The advantage of this apparatus over other cleaning systems is that no contact occurs between the commutated roll and the photoreceptor. With no contact, the life of the photoreceptor and the commutated roll is increased. This device will be used to clean toner from the photoreceptor.
With continuing reference to FIG. 1, the use of ATA 130 yields greater than a 95% transfer efficiency in a cleaner configuration that allows the ATA 10 to be operated at maximum potential. The acoustical horn 140 can be driven at maximum potential because toner registration is not a concern. This would allow for larger gaps between the roll 110 and photoreceptor 10 thus, reducing the need for critical tolerances. The distance "x" of the commutated cleaning roll 110 from the surface of the photoreceptor belt 10 is chosen to minimize the need for critical tolerances. The voltage potentials applied to the commutated cleaning roll are optimized such that the field strength between the commutated roll and the photoreceptor belt are at a maximum and the air break down limit is exceeded. In other words, the voltage is high enough to create a strong attraction of the toner from the photoreceptor belt towards the commutated roll 110 but not strong enough to break down the air between the commutated roll 110 and photoreceptor belt 10 and start arcing. For example, the voltage applied to the commutated roll 110 is in a range from approximately 100 volts (positive or negative) up to the air breakdown limit -100 volts. Thus, the voltage potentials and gap width would be chosen to maximize field strength and minimize the chance of entering the air breakdown limit.
This would be considered a non-contact cleaner because no part of the cleaner is in contact with the photoreceptor 10 at any time. This non-contact cleaner eliminates motion quality problems, reduces photoreceptor drag and reduces emissions.

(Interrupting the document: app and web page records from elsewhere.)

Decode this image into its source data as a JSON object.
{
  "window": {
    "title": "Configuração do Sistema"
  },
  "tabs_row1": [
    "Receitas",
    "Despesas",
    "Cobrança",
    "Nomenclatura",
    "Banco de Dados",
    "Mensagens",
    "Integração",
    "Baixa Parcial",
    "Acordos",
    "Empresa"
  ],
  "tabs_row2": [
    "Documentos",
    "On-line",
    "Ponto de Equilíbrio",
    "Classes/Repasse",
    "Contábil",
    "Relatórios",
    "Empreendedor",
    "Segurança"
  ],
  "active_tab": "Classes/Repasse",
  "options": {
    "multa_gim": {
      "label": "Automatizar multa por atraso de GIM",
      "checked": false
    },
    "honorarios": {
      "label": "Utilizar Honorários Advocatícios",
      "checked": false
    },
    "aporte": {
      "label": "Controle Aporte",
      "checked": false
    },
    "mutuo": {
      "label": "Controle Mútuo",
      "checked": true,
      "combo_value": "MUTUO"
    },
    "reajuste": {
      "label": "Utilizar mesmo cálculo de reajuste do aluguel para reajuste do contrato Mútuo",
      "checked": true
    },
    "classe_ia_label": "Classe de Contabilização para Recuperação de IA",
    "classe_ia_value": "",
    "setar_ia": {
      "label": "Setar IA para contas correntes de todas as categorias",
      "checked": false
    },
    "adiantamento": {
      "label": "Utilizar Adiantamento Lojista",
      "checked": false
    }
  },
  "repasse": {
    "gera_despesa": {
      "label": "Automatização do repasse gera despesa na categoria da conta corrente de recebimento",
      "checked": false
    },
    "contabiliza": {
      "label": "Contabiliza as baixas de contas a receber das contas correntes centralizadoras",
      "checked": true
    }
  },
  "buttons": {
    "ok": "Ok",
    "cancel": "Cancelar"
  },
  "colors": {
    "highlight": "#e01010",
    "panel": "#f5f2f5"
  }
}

In a multi-pass copier (image-on -image), this cleaner would not have to retract from the photoreceptor belt like conventional contact cleaners. Thus, reducing UMC (Unit Manufacturing Cost) and increasing reliability of the cleaner.
In recapitulation, the dual polarity commutated roll attracts toner and debris particles loosened into a particle cloud from the photoreceptor surface by an acoustical horn. The particles adhere to the commutated roll, whether right or wrong sign, and are removed form the roll, as the roll rotates, by a scraper blade. The particles are collected in a waste container as the particles are removed from the roll surface by the scraper blade. Residual particles not attracted to the commutated roll are removed from the photoreceptor surface by a spots blade.
It is, therefore, apparent that there has been provided in accordance with the present invention, a dual polarity commutated roll electrostatic cleaner with acoustic transfer assist that fully satisfies the aims and advantages hereinbefore set forth. While this invention has been described in conjunction with a specific embodiment thereof, it is evident that many alternatives, modifications, and variations will be apparent to those skilled in the art. Accordingly, it is intended to embrace all such alternatives, modifications and variations that fall within the spirit and broad scope of the appended claims.